Task brief:
Every line of the data that includes "Regime" should be copied out.

Excerpted data:
· · ·
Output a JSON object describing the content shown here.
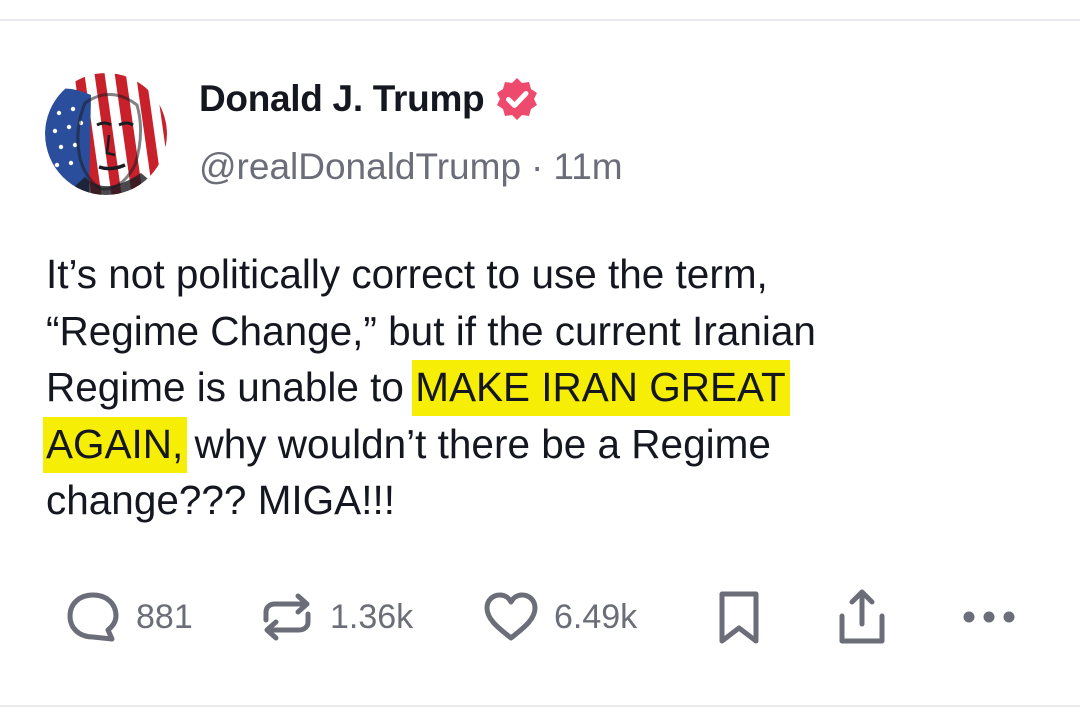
{
  "post": {
    "author": {
      "display_name": "Donald J. Trump",
      "handle": "@realDonaldTrump",
      "verified": true
    },
    "timestamp": "11m",
    "separator": "·",
    "text_lines": [
      "It’s not politically correct to use the term,",
      "“Regime Change,” but if the current Iranian",
      {
        "before": "Regime is unable to ",
        "highlight": "MAKE IRAN GREAT",
        "after": ""
      },
      {
        "before": "",
        "highlight": "AGAIN,",
        "after": " why wouldn’t there be a Regime"
      },
      "change??? MIGA!!!"
    ],
    "highlight_color": "#f7ee05"
  },
  "actions": {
    "replies": {
      "icon": "reply-bubble-icon",
      "count": "881"
    },
    "reposts": {
      "icon": "repost-icon",
      "count": "1.36k"
    },
    "likes": {
      "icon": "heart-icon",
      "count": "6.49k"
    },
    "bookmark": {
      "icon": "bookmark-icon"
    },
    "share": {
      "icon": "share-icon"
    },
    "more": {
      "icon": "more-dots-icon"
    }
  },
  "colors": {
    "text": "#14171f",
    "muted": "#6b6d78",
    "verified_badge": "#ee4a6d",
    "divider": "#e9eaee"
  }
}
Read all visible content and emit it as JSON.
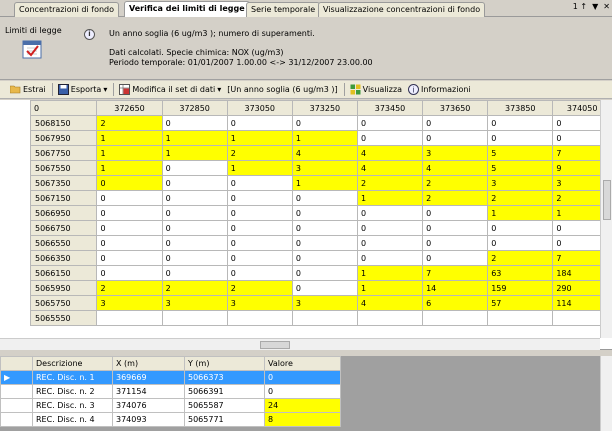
{
  "tabs": [
    {
      "label": "Concentrazioni di fondo"
    },
    {
      "label": "Verifica dei limiti di legge"
    },
    {
      "label": "Serie temporale"
    },
    {
      "label": "Visualizzazione concentrazioni  di  fondo"
    }
  ],
  "tab_controls": {
    "pin": "1 ↑",
    "dropdown": "▼",
    "close": "✕"
  },
  "header": {
    "limits_label": "Limiti di legge",
    "line1": "Un anno soglia (6 ug/m3 ); numero di superamenti.",
    "line2": "Dati calcolati. Specie chimica: NOX (ug/m3)",
    "line3": "Periodo temporale: 01/01/2007 1.00.00 <-> 31/12/2007 23.00.00"
  },
  "toolbar": {
    "estrai": "Estrai",
    "esporta": "Esporta",
    "modifica": "Modifica il set di dati",
    "dataset": "[Un anno soglia (6 ug/m3 )]",
    "visualizza": "Visualizza",
    "informazioni": "Informazioni"
  },
  "grid": {
    "corner": "0",
    "columns": [
      "372650",
      "372850",
      "373050",
      "373250",
      "373450",
      "373650",
      "373850",
      "374050"
    ],
    "rows": [
      {
        "y": "5068150",
        "cells": [
          "2",
          "0",
          "0",
          "0",
          "0",
          "0",
          "0",
          "0"
        ],
        "hl": [
          1,
          0,
          0,
          0,
          0,
          0,
          0,
          0
        ]
      },
      {
        "y": "5067950",
        "cells": [
          "1",
          "1",
          "1",
          "1",
          "0",
          "0",
          "0",
          "0"
        ],
        "hl": [
          1,
          1,
          1,
          1,
          0,
          0,
          0,
          0
        ]
      },
      {
        "y": "5067750",
        "cells": [
          "1",
          "1",
          "2",
          "4",
          "4",
          "3",
          "5",
          "7"
        ],
        "hl": [
          1,
          1,
          1,
          1,
          1,
          1,
          1,
          1
        ]
      },
      {
        "y": "5067550",
        "cells": [
          "1",
          "0",
          "1",
          "3",
          "4",
          "4",
          "5",
          "9"
        ],
        "hl": [
          1,
          0,
          1,
          1,
          1,
          1,
          1,
          1
        ]
      },
      {
        "y": "5067350",
        "cells": [
          "0",
          "0",
          "0",
          "1",
          "2",
          "2",
          "3",
          "3"
        ],
        "hl": [
          1,
          0,
          0,
          1,
          1,
          1,
          1,
          1
        ]
      },
      {
        "y": "5067150",
        "cells": [
          "0",
          "0",
          "0",
          "0",
          "1",
          "2",
          "2",
          "2"
        ],
        "hl": [
          0,
          0,
          0,
          0,
          1,
          1,
          1,
          1
        ]
      },
      {
        "y": "5066950",
        "cells": [
          "0",
          "0",
          "0",
          "0",
          "0",
          "0",
          "1",
          "1"
        ],
        "hl": [
          0,
          0,
          0,
          0,
          0,
          0,
          1,
          1
        ]
      },
      {
        "y": "5066750",
        "cells": [
          "0",
          "0",
          "0",
          "0",
          "0",
          "0",
          "0",
          "0"
        ],
        "hl": [
          0,
          0,
          0,
          0,
          0,
          0,
          0,
          0
        ]
      },
      {
        "y": "5066550",
        "cells": [
          "0",
          "0",
          "0",
          "0",
          "0",
          "0",
          "0",
          "0"
        ],
        "hl": [
          0,
          0,
          0,
          0,
          0,
          0,
          0,
          0
        ]
      },
      {
        "y": "5066350",
        "cells": [
          "0",
          "0",
          "0",
          "0",
          "0",
          "0",
          "2",
          "7"
        ],
        "hl": [
          0,
          0,
          0,
          0,
          0,
          0,
          1,
          1
        ]
      },
      {
        "y": "5066150",
        "cells": [
          "0",
          "0",
          "0",
          "0",
          "1",
          "7",
          "63",
          "184"
        ],
        "hl": [
          0,
          0,
          0,
          0,
          1,
          1,
          1,
          1
        ]
      },
      {
        "y": "5065950",
        "cells": [
          "2",
          "2",
          "2",
          "0",
          "1",
          "14",
          "159",
          "290"
        ],
        "hl": [
          1,
          1,
          1,
          0,
          1,
          1,
          1,
          1
        ]
      },
      {
        "y": "5065750",
        "cells": [
          "3",
          "3",
          "3",
          "3",
          "4",
          "6",
          "57",
          "114"
        ],
        "hl": [
          1,
          1,
          1,
          1,
          1,
          1,
          1,
          1
        ]
      },
      {
        "y": "5065550",
        "cells": [
          "",
          "",
          "",
          "",
          "",
          "",
          "",
          ""
        ],
        "hl": [
          0,
          0,
          0,
          0,
          0,
          0,
          0,
          0
        ]
      }
    ]
  },
  "receptors": {
    "headers": [
      "Descrizione",
      "X (m)",
      "Y (m)",
      "Valore"
    ],
    "rows": [
      {
        "desc": "REC. Disc. n. 1",
        "x": "369669",
        "y": "5066373",
        "val": "0",
        "hl": false
      },
      {
        "desc": "REC. Disc. n. 2",
        "x": "371154",
        "y": "5066391",
        "val": "0",
        "hl": false
      },
      {
        "desc": "REC. Disc. n. 3",
        "x": "374076",
        "y": "5065587",
        "val": "24",
        "hl": true
      },
      {
        "desc": "REC. Disc. n. 4",
        "x": "374093",
        "y": "5065771",
        "val": "8",
        "hl": true
      }
    ]
  },
  "colors": {
    "highlight": "#ffff00",
    "selection": "#3399ff"
  }
}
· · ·
The answer:
      "“Regime Change,” but if the current Iranian",
        "before": "Regime is unable to ",
        "after": " why wouldn’t there be a Regime"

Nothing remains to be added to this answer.